Work task = Check every line of the data and copy the ones where "framboises" appears.

Data about app and page elements =
-=-=-

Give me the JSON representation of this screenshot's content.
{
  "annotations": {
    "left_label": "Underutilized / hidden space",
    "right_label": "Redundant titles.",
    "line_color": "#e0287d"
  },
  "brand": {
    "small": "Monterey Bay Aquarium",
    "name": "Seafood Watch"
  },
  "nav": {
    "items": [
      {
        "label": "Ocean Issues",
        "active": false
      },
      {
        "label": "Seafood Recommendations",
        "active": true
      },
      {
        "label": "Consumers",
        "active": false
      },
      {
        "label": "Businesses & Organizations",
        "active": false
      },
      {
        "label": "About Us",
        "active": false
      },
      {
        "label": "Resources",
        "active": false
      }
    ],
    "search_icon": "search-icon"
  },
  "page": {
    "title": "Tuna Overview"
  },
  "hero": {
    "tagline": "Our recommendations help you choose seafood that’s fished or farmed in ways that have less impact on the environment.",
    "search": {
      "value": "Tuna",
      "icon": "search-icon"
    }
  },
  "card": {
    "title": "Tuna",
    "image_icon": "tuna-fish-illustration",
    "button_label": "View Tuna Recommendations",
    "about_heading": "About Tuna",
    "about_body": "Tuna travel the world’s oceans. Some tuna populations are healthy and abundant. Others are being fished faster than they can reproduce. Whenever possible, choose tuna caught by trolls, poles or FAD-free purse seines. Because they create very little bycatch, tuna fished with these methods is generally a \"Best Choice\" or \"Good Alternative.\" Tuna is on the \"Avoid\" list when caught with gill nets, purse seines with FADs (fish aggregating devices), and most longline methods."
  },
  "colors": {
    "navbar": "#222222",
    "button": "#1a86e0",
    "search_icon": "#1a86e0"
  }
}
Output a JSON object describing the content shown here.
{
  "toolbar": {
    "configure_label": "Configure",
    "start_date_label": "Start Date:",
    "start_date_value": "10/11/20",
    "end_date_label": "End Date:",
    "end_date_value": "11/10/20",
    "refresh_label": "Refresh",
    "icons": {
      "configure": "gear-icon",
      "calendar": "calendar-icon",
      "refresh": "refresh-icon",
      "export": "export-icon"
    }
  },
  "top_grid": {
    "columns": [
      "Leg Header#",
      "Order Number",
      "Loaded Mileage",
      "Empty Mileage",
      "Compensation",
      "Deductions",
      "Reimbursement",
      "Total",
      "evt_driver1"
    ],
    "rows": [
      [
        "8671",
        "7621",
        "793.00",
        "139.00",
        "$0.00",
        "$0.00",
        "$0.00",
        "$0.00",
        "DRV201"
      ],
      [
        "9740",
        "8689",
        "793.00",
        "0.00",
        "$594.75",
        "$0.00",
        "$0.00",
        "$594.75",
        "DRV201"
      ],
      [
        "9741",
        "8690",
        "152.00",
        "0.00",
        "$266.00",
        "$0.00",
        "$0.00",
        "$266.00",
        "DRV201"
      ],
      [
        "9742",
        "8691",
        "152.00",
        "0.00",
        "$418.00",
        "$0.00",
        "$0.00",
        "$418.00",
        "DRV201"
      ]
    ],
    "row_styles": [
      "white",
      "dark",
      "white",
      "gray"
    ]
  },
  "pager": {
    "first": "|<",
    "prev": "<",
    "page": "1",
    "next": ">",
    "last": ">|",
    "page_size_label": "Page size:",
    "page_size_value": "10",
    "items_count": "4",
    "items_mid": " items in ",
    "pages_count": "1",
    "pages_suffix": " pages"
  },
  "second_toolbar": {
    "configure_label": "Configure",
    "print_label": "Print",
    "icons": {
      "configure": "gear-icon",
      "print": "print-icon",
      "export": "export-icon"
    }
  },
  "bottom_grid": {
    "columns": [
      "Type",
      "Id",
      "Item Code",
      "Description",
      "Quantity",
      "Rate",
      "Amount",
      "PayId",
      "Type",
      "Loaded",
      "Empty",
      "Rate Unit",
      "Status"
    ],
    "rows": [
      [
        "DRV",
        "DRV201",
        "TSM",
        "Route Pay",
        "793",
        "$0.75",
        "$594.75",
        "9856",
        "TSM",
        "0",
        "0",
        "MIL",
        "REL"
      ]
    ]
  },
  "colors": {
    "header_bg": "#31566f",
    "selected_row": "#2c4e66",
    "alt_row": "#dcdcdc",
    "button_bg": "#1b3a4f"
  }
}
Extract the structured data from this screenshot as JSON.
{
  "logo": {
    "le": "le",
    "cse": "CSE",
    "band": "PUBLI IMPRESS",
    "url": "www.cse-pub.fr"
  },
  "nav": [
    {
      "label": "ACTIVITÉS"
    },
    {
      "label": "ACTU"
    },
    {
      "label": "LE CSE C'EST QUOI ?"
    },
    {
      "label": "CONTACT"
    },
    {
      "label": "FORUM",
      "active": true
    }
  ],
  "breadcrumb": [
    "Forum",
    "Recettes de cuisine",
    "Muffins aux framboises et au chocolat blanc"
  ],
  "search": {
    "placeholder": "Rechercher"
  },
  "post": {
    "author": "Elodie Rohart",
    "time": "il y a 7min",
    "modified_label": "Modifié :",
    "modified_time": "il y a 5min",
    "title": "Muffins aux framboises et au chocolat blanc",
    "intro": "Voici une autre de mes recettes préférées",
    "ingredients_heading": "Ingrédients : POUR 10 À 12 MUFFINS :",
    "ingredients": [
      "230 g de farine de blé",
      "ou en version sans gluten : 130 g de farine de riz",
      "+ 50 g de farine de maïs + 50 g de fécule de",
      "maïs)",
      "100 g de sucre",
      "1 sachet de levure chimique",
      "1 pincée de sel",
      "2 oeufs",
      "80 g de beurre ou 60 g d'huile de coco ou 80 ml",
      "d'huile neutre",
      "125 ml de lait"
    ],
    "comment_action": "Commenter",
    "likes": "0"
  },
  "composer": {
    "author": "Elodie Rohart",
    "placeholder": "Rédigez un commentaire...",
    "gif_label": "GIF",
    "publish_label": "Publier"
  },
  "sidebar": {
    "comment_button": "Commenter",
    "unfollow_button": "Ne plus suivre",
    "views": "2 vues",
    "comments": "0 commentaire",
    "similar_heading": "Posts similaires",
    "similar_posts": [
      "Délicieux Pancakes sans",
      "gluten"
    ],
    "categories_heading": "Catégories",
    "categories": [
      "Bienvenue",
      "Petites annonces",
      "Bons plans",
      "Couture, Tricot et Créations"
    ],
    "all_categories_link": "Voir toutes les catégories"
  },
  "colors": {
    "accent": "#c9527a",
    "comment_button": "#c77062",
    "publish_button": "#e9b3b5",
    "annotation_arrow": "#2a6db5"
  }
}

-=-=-

Answer to this problem =
    "Muffins aux framboises et au chocolat blanc"
    "title": "Muffins aux framboises et au chocolat blanc",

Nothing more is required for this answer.